Nova Scotia Supreme Court Justice Darlene Jamieson on Wednesday ruled to award legal counsel in charge of the ongoing QuadrigaCX liquidation to the tune of $1.6 million to all of them.
As expected, Ernest and Young, the monitor in charge of the process gets the lion’s share of this award at a tidy $1.3 million being split up between EY and its representative counsel which was offered by lawyers from Stikeman Elliot and Kirkland & Ellis. Miller Thomson and Cox & Palmer who were appointed this February to represent QuadrigaCX will split the remaining $340,000. The representative counsel was appointed as a provision in the current Companies’ Creditors Arrangement Act (CCAA) to ensure equitable distribution of the QuadrigaCX assets to its creditors.
In the Wednesday ruling, Jamieson stated that,
“There being no expressed opposition to the activities and accounts as presented by the monitor nor to the fees of its legal counsel, I approve the fees and activities of the monitor during the CCAA proceedings and the fees presented towards legal counsel.”
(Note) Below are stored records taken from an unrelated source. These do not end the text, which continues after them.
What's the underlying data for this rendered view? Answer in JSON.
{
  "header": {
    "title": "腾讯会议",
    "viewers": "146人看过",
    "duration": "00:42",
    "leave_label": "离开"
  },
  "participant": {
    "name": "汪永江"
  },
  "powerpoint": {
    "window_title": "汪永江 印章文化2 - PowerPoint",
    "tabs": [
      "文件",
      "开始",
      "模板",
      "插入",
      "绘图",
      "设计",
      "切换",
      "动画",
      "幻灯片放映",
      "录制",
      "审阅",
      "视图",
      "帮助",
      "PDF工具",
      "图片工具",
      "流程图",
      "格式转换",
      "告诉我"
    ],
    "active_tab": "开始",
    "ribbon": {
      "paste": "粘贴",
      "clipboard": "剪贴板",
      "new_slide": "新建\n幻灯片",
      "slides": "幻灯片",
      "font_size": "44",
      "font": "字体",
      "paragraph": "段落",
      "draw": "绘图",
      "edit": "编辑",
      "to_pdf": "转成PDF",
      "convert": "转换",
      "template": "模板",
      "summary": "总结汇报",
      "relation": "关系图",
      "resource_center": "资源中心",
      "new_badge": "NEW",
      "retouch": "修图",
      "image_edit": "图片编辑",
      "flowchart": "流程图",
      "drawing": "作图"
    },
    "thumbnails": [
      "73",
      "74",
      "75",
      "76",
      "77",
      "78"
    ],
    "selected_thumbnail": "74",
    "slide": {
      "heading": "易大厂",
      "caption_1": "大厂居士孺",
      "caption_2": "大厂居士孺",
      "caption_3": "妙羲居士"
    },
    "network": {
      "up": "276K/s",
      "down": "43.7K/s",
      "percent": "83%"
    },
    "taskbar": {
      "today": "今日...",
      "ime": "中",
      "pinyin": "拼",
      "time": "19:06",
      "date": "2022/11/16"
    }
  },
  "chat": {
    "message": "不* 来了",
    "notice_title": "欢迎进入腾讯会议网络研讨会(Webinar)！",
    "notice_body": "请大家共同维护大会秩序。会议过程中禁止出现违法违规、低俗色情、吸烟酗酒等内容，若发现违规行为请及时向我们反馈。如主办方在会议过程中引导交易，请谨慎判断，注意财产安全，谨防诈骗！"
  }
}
Here is a detailed breakdown of the allocation of the fees charged by the counsel: EY gets $592,396.57 and its sidekicks Stikeman and Kirkland & Ellis getting $684,654.63 and $14,367.27 respectively. QuadrigaCX representative counsel Miller Thomson and Cox & Palmer were awarded $302,720.47 and $37,023.05 respectively.
The funds will be deducted from the already recovered sums which amount to $25 million according to the latest EY report on the matter. This means that once the lawyers have been paid, QuadrigaCX creditors will be entitled to an amount of about $23.4 million. EY is seeking to recover an additional $9 million through selling certain assets held by the embattled exchange bringing the total sum to $32.4 million which is still significantly small compared to what the exchange lost.
QuadrigaCX filed for liquidation proceedings in January following the death of its founder and CEO Gerald Cotten. Cotten died in December 2018 purportedly with the exchange’s private keys to the exchange and user funds. Further investigations by the monitor reveal that the exchange lost about $198.4 million to about 115,000 customers. EY has previously reported that Cotten may have used exchange funds to fund his private expenses and stored exchange funds in third-party exchanges. No evidence of cold wallets was found and neither were the keys to any wallets. In March, EY reported that as much as $100 million still remained unaccounted for through its investigations.
In her ruling, judge Jamieson acknowledged the complications in trying to recover the funds. She said,
“The monitor has faced complicating factors, including a lack of books and records, and the use of third parties to store information. This is the first insolvency case in Canada involving cryptocurrency and has presented a number of unique issues, including requiring specialized resources for the monitor’s investigation.”